= WHAT THE TASK REQUIRES =
Reproduce every record verbatim but drop the pictures.

─── DATA LISTING

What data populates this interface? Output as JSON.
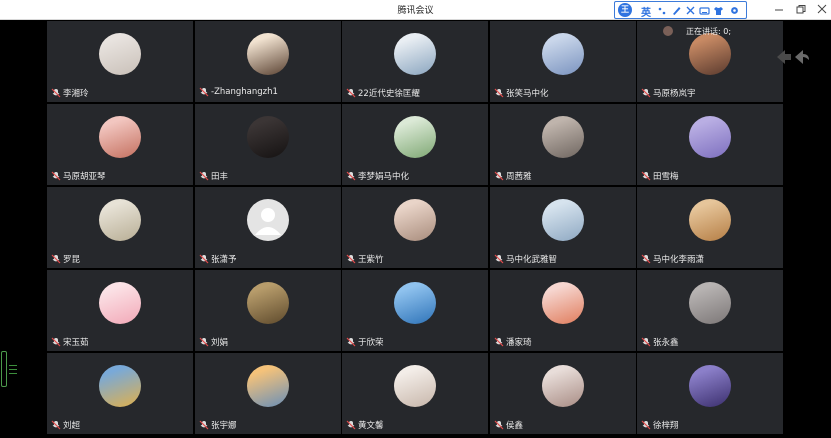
{
  "window": {
    "title": "腾讯会议"
  },
  "ime": {
    "logo": "王",
    "mode": "英"
  },
  "speaking": {
    "label": "正在讲话: 0;"
  },
  "participants": [
    {
      "name": "李湘玲",
      "avatar": "white-cat",
      "colors": [
        "#e8e3df",
        "#c9c0b8"
      ]
    },
    {
      "name": "-Zhanghangzh1",
      "avatar": "child-photo",
      "colors": [
        "#f1e2d0",
        "#5a4232"
      ]
    },
    {
      "name": "22近代史徐匡耀",
      "avatar": "sky-cloud",
      "colors": [
        "#e9eef3",
        "#8aa5bf"
      ]
    },
    {
      "name": "张笑马中化",
      "avatar": "flower-girl",
      "colors": [
        "#c9d6ea",
        "#7a93bf"
      ]
    },
    {
      "name": "马原杨岚宇",
      "avatar": "portrait",
      "colors": [
        "#c88a64",
        "#5a3a2e"
      ]
    },
    {
      "name": "马原胡亚琴",
      "avatar": "woman-portrait",
      "colors": [
        "#f2c6c0",
        "#c4705f"
      ]
    },
    {
      "name": "田丰",
      "avatar": "night-scene",
      "colors": [
        "#3b3535",
        "#151212"
      ]
    },
    {
      "name": "李梦娟马中化",
      "avatar": "green-leaves",
      "colors": [
        "#dbe9d6",
        "#7fa874"
      ]
    },
    {
      "name": "周茜雅",
      "avatar": "gray-cat",
      "colors": [
        "#bfb4ac",
        "#6f6660"
      ]
    },
    {
      "name": "田雪梅",
      "avatar": "cartoon-dog",
      "colors": [
        "#b9aee3",
        "#7d6fbf"
      ]
    },
    {
      "name": "罗昆",
      "avatar": "handwriting",
      "colors": [
        "#e7e2d6",
        "#b8ae95"
      ]
    },
    {
      "name": "张潇予",
      "avatar": "default-person",
      "colors": [
        "#e4e4e4",
        "#c8c8c8"
      ]
    },
    {
      "name": "王紫竹",
      "avatar": "girl-photo",
      "colors": [
        "#e9d4c8",
        "#a88c7c"
      ]
    },
    {
      "name": "马中化武雅智",
      "avatar": "girl-anime",
      "colors": [
        "#d6e3ee",
        "#8ea8c2"
      ]
    },
    {
      "name": "马中化李雨潇",
      "avatar": "shiba-dog",
      "colors": [
        "#e6c59a",
        "#b57e45"
      ]
    },
    {
      "name": "宋玉茹",
      "avatar": "pink-cartoon",
      "colors": [
        "#fbe2e6",
        "#f2a8b7"
      ]
    },
    {
      "name": "刘娟",
      "avatar": "painting",
      "colors": [
        "#b79c6b",
        "#5e4a2c"
      ]
    },
    {
      "name": "于欣荣",
      "avatar": "blue-sky",
      "colors": [
        "#8fc2ee",
        "#2e73b8"
      ]
    },
    {
      "name": "潘家琦",
      "avatar": "cartoon-fox",
      "colors": [
        "#f6d6d0",
        "#e07c5c"
      ]
    },
    {
      "name": "张永鑫",
      "avatar": "gray-landscape",
      "colors": [
        "#b7b3b2",
        "#7c7777"
      ]
    },
    {
      "name": "刘超",
      "avatar": "sunset-field",
      "colors": [
        "#79a9d8",
        "#e0b04c"
      ]
    },
    {
      "name": "张宇娜",
      "avatar": "sunset-sea",
      "colors": [
        "#f4c27a",
        "#6a8fb7"
      ]
    },
    {
      "name": "黄文馨",
      "avatar": "anime-boy",
      "colors": [
        "#f3ede8",
        "#c7b6aa"
      ]
    },
    {
      "name": "侯鑫",
      "avatar": "woman-photo",
      "colors": [
        "#e8ddd9",
        "#a88c84"
      ]
    },
    {
      "name": "徐梓翔",
      "avatar": "purple-moon",
      "colors": [
        "#8b7fc9",
        "#3b2f6e"
      ]
    }
  ]
}
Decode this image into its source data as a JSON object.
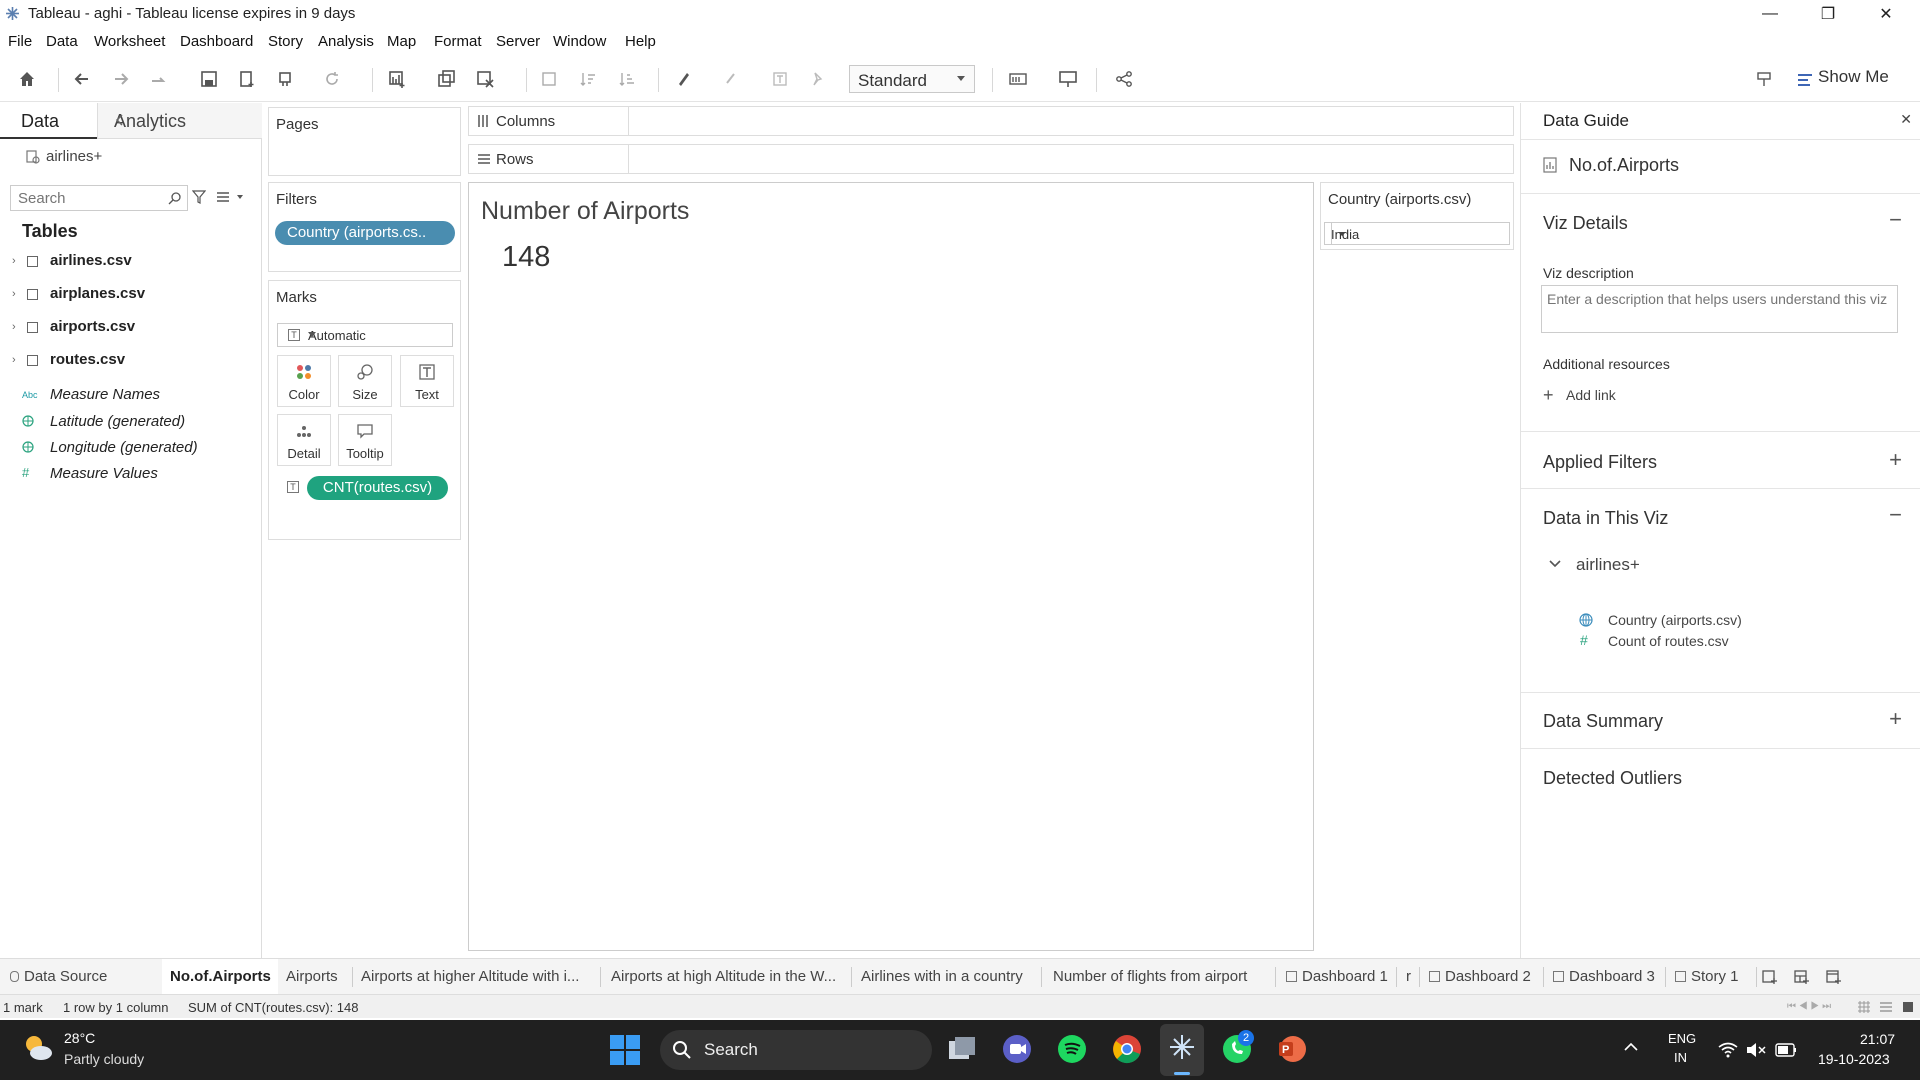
{
  "window": {
    "title": "Tableau - aghi - Tableau license expires in 9 days",
    "minimize": "—",
    "restore": "❐",
    "close": "✕"
  },
  "menu": [
    "File",
    "Data",
    "Worksheet",
    "Dashboard",
    "Story",
    "Analysis",
    "Map",
    "Format",
    "Server",
    "Window",
    "Help"
  ],
  "toolbar": {
    "fit_select": "Standard",
    "show_me": "Show Me"
  },
  "data_pane": {
    "tab_data": "Data",
    "tab_analytics": "Analytics",
    "datasource": "airlines+",
    "search_placeholder": "Search",
    "tables_heading": "Tables",
    "tables": [
      "airlines.csv",
      "airplanes.csv",
      "airports.csv",
      "routes.csv"
    ],
    "fields": [
      {
        "icon": "Abc",
        "name": "Measure Names"
      },
      {
        "icon": "globe",
        "name": "Latitude (generated)"
      },
      {
        "icon": "globe",
        "name": "Longitude (generated)"
      },
      {
        "icon": "#",
        "name": "Measure Values"
      }
    ]
  },
  "shelves": {
    "pages": "Pages",
    "filters": "Filters",
    "filter_pill": "Country (airports.cs..",
    "marks": "Marks",
    "mark_type": "Automatic",
    "mark_buttons": [
      "Color",
      "Size",
      "Text",
      "Detail",
      "Tooltip"
    ],
    "mark_pill": "CNT(routes.csv)",
    "columns": "Columns",
    "rows": "Rows"
  },
  "view": {
    "title": "Number of Airports",
    "value": "148"
  },
  "quick_filter": {
    "title": "Country (airports.csv)",
    "value": "India"
  },
  "data_guide": {
    "title": "Data Guide",
    "sheet": "No.of.Airports",
    "viz_details": "Viz Details",
    "viz_description_label": "Viz description",
    "viz_description_placeholder": "Enter a description that helps users understand this viz",
    "additional_resources": "Additional resources",
    "add_link": "Add link",
    "applied_filters": "Applied Filters",
    "data_in_viz": "Data in This Viz",
    "datasource": "airlines+",
    "fields": [
      "Country (airports.csv)",
      "Count of routes.csv"
    ],
    "data_summary": "Data Summary",
    "detected_outliers": "Detected Outliers"
  },
  "sheet_tabs": [
    "Data Source",
    "No.of.Airports",
    "Airports",
    "Airports at higher Altitude with i...",
    "Airports at high Altitude in the W...",
    "Airlines with in a country",
    "Number of flights from airport",
    "Dashboard 1",
    "r",
    "Dashboard 2",
    "Dashboard 3",
    "Story 1"
  ],
  "status": {
    "marks": "1 mark",
    "dims": "1 row by 1 column",
    "sum": "SUM of CNT(routes.csv): 148"
  },
  "taskbar": {
    "weather_temp": "28°C",
    "weather_desc": "Partly cloudy",
    "search": "Search",
    "lang": "ENG",
    "region": "IN",
    "time": "21:07",
    "date": "19-10-2023",
    "whatsapp_badge": "2"
  },
  "colors": {
    "filter_pill": "#4a8db0",
    "measure_pill": "#1fa37f",
    "taskbar": "#202020"
  }
}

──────

= WRITTEN RESPONSE =
What data populates this interface? Output as JSON.
{
  "window": {
    "title": "腾讯会议"
  },
  "ime": {
    "logo": "王",
    "mode": "英"
  },
  "speaking": {
    "label": "正在讲话: 0;"
  },
  "participants": [
    {
      "name": "李湘玲",
      "avatar": "white-cat",
      "colors": [
        "#e8e3df",
        "#c9c0b8"
      ]
    },
    {
      "name": "-Zhanghangzh1",
      "avatar": "child-photo",
      "colors": [
        "#f1e2d0",
        "#5a4232"
      ]
    },
    {
      "name": "22近代史徐匡耀",
      "avatar": "sky-cloud",
      "colors": [
        "#e9eef3",
        "#8aa5bf"
      ]
    },
    {
      "name": "张笑马中化",
      "avatar": "flower-girl",
      "colors": [
        "#c9d6ea",
        "#7a93bf"
      ]
    },
    {
      "name": "马原杨岚宇",
      "avatar": "portrait",
      "colors": [
        "#c88a64",
        "#5a3a2e"
      ]
    },
    {
      "name": "马原胡亚琴",
      "avatar": "woman-portrait",
      "colors": [
        "#f2c6c0",
        "#c4705f"
      ]
    },
    {
      "name": "田丰",
      "avatar": "night-scene",
      "colors": [
        "#3b3535",
        "#151212"
      ]
    },
    {
      "name": "李梦娟马中化",
      "avatar": "green-leaves",
      "colors": [
        "#dbe9d6",
        "#7fa874"
      ]
    },
    {
      "name": "周茜雅",
      "avatar": "gray-cat",
      "colors": [
        "#bfb4ac",
        "#6f6660"
      ]
    },
    {
      "name": "田雪梅",
      "avatar": "cartoon-dog",
      "colors": [
        "#b9aee3",
        "#7d6fbf"
      ]
    },
    {
      "name": "罗昆",
      "avatar": "handwriting",
      "colors": [
        "#e7e2d6",
        "#b8ae95"
      ]
    },
    {
      "name": "张潇予",
      "avatar": "default-person",
      "colors": [
        "#e4e4e4",
        "#c8c8c8"
      ]
    },
    {
      "name": "王紫竹",
      "avatar": "girl-photo",
      "colors": [
        "#e9d4c8",
        "#a88c7c"
      ]
    },
    {
      "name": "马中化武雅智",
      "avatar": "girl-anime",
      "colors": [
        "#d6e3ee",
        "#8ea8c2"
      ]
    },
    {
      "name": "马中化李雨潇",
      "avatar": "shiba-dog",
      "colors": [
        "#e6c59a",
        "#b57e45"
      ]
    },
    {
      "name": "宋玉茹",
      "avatar": "pink-cartoon",
      "colors": [
        "#fbe2e6",
        "#f2a8b7"
      ]
    },
    {
      "name": "刘娟",
      "avatar": "painting",
      "colors": [
        "#b79c6b",
        "#5e4a2c"
      ]
    },
    {
      "name": "于欣荣",
      "avatar": "blue-sky",
      "colors": [
        "#8fc2ee",
        "#2e73b8"
      ]
    },
    {
      "name": "潘家琦",
      "avatar": "cartoon-fox",
      "colors": [
        "#f6d6d0",
        "#e07c5c"
      ]
    },
    {
      "name": "张永鑫",
      "avatar": "gray-landscape",
      "colors": [
        "#b7b3b2",
        "#7c7777"
      ]
    },
    {
      "name": "刘超",
      "avatar": "sunset-field",
      "colors": [
        "#79a9d8",
        "#e0b04c"
      ]
    },
    {
      "name": "张宇娜",
      "avatar": "sunset-sea",
      "colors": [
        "#f4c27a",
        "#6a8fb7"
      ]
    },
    {
      "name": "黄文馨",
      "avatar": "anime-boy",
      "colors": [
        "#f3ede8",
        "#c7b6aa"
      ]
    },
    {
      "name": "侯鑫",
      "avatar": "woman-photo",
      "colors": [
        "#e8ddd9",
        "#a88c84"
      ]
    },
    {
      "name": "徐梓翔",
      "avatar": "purple-moon",
      "colors": [
        "#8b7fc9",
        "#3b2f6e"
      ]
    }
  ]
}
Decode this image into its source data as a JSON object.
{
  "window": {
    "title": "Tableau - aghi - Tableau license expires in 9 days",
    "minimize": "—",
    "restore": "❐",
    "close": "✕"
  },
  "menu": [
    "File",
    "Data",
    "Worksheet",
    "Dashboard",
    "Story",
    "Analysis",
    "Map",
    "Format",
    "Server",
    "Window",
    "Help"
  ],
  "toolbar": {
    "fit_select": "Standard",
    "show_me": "Show Me"
  },
  "data_pane": {
    "tab_data": "Data",
    "tab_analytics": "Analytics",
    "datasource": "airlines+",
    "search_placeholder": "Search",
    "tables_heading": "Tables",
    "tables": [
      "airlines.csv",
      "airplanes.csv",
      "airports.csv",
      "routes.csv"
    ],
    "fields": [
      {
        "icon": "Abc",
        "name": "Measure Names"
      },
      {
        "icon": "globe",
        "name": "Latitude (generated)"
      },
      {
        "icon": "globe",
        "name": "Longitude (generated)"
      },
      {
        "icon": "#",
        "name": "Measure Values"
      }
    ]
  },
  "shelves": {
    "pages": "Pages",
    "filters": "Filters",
    "filter_pill": "Country (airports.cs..",
    "marks": "Marks",
    "mark_type": "Automatic",
    "mark_buttons": [
      "Color",
      "Size",
      "Text",
      "Detail",
      "Tooltip"
    ],
    "mark_pill": "CNT(routes.csv)",
    "columns": "Columns",
    "rows": "Rows"
  },
  "view": {
    "title": "Number of Airports",
    "value": "148"
  },
  "quick_filter": {
    "title": "Country (airports.csv)",
    "value": "India"
  },
  "data_guide": {
    "title": "Data Guide",
    "sheet": "No.of.Airports",
    "viz_details": "Viz Details",
    "viz_description_label": "Viz description",
    "viz_description_placeholder": "Enter a description that helps users understand this viz",
    "additional_resources": "Additional resources",
    "add_link": "Add link",
    "applied_filters": "Applied Filters",
    "data_in_viz": "Data in This Viz",
    "datasource": "airlines+",
    "fields": [
      "Country (airports.csv)",
      "Count of routes.csv"
    ],
    "data_summary": "Data Summary",
    "detected_outliers": "Detected Outliers"
  },
  "sheet_tabs": [
    "Data Source",
    "No.of.Airports",
    "Airports",
    "Airports at higher Altitude with i...",
    "Airports at high Altitude in the W...",
    "Airlines with in a country",
    "Number of flights from airport",
    "Dashboard 1",
    "r",
    "Dashboard 2",
    "Dashboard 3",
    "Story 1"
  ],
  "status": {
    "marks": "1 mark",
    "dims": "1 row by 1 column",
    "sum": "SUM of CNT(routes.csv): 148"
  },
  "taskbar": {
    "weather_temp": "28°C",
    "weather_desc": "Partly cloudy",
    "search": "Search",
    "lang": "ENG",
    "region": "IN",
    "time": "21:07",
    "date": "19-10-2023",
    "whatsapp_badge": "2"
  },
  "colors": {
    "filter_pill": "#4a8db0",
    "measure_pill": "#1fa37f",
    "taskbar": "#202020"
  }
}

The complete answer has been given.